Many people choose to establish irrevocable trusts to help protect their assets and minimize federal estate taxes.  The creator of the trust also referred to as the grantor, can designate assets to be transferred to beneficiaries. As its name suggests, an irrevocable trust cannot be modified, amended, or terminated once it has been created. This is because the grantor forfeits ownership and authority over the trust and its assets. Essentially, they are prohibited from making any changes without permission from the beneficiaries or by a court order.

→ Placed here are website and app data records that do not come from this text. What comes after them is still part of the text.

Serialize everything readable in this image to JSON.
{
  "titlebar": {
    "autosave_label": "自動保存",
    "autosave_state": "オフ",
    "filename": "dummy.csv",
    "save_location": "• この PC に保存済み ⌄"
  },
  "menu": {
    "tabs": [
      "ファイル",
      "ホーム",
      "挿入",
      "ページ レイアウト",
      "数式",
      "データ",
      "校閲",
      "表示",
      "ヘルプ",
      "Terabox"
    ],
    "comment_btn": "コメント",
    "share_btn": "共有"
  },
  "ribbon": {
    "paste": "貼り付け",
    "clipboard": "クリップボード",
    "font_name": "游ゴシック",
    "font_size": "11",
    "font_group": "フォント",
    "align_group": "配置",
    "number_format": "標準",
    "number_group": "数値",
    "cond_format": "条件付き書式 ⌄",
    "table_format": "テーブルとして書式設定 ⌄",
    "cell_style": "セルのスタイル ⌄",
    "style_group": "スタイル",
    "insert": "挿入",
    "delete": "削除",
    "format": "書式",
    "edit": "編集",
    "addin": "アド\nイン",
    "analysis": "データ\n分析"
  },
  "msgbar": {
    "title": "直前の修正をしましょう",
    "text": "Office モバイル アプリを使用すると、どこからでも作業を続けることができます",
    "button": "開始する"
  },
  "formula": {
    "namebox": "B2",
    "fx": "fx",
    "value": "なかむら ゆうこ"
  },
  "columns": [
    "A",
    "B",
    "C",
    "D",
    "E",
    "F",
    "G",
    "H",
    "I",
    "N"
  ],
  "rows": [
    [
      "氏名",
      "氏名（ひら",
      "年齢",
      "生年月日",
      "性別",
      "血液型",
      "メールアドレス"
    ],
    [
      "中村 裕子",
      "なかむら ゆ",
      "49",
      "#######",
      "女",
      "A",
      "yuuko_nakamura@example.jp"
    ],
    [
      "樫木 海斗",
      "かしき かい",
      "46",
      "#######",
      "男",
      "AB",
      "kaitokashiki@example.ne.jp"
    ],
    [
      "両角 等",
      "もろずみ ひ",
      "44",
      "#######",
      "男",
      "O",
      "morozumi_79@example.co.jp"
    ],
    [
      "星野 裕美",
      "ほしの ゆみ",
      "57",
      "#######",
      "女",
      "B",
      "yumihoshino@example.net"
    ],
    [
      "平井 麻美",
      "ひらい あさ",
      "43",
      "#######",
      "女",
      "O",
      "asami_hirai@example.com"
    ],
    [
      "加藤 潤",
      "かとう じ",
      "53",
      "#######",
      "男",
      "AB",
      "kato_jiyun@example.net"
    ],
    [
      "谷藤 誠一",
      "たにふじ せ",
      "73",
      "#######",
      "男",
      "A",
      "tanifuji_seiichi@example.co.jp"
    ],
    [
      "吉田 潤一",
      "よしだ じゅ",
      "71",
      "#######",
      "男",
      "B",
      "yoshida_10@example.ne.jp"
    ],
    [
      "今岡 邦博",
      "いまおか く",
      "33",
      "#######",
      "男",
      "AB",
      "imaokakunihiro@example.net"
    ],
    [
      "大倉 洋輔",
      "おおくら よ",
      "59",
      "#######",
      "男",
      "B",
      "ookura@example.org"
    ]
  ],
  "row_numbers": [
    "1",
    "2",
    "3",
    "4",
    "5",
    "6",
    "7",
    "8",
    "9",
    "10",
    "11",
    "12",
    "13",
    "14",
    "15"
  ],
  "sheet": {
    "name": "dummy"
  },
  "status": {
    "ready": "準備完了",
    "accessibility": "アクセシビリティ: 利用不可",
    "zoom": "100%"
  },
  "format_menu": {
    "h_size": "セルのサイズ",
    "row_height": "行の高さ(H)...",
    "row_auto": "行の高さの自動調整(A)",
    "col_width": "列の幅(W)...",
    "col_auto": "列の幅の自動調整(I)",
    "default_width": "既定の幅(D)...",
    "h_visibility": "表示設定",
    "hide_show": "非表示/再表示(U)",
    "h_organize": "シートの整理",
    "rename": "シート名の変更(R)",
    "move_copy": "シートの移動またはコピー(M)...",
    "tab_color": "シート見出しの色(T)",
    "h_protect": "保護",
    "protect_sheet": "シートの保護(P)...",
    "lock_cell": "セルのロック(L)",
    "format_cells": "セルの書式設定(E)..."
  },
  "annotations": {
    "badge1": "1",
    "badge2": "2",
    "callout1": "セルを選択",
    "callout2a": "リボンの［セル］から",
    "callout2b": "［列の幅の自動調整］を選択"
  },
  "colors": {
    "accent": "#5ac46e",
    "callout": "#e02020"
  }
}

When a grantor dies, the assets within the trust will be distributed to the beneficiaries according to the terms of the trust. It’s important to understand that assets in an irrevocable trust are generally exempt from the grantor’s taxable estate. This is particularly true if the grantor has a large estate. Additionally, it can also avoid probate. The entire process of administering an estate through probate can take up to a year or more. During that time, you may face many different probate costs.

Moreover, irrevocable trusts come in two forms: living trusts and testamentary trusts. When you use your will to create an irrevocable trust, it’s a testamentary trust. They are created after the death of the grantor and are funded from the estate according to the terms of the will. A living trust is an irrevocable trust that is set up and funded during your lifetime. Some of the most common trusts that people choose to draft in Maryland include the following:

  • Irrevocable life insurance trusts
  • Grantor-retained annuity trusts (GRATs)
  • Qualified personal residence trusts (QPRTs)
  • Charitable remainder annuity trust
  • Special needs trust
  • Domestic asset Protection Trust (DAPT)

An irrevocable trust is a more complex legal arrangement than a revocable trust. That said, if you’re considering creating this type of trust, please don’t hesitate to contact JD Katz. Our legal team is prepared to help you safeguard your legacy.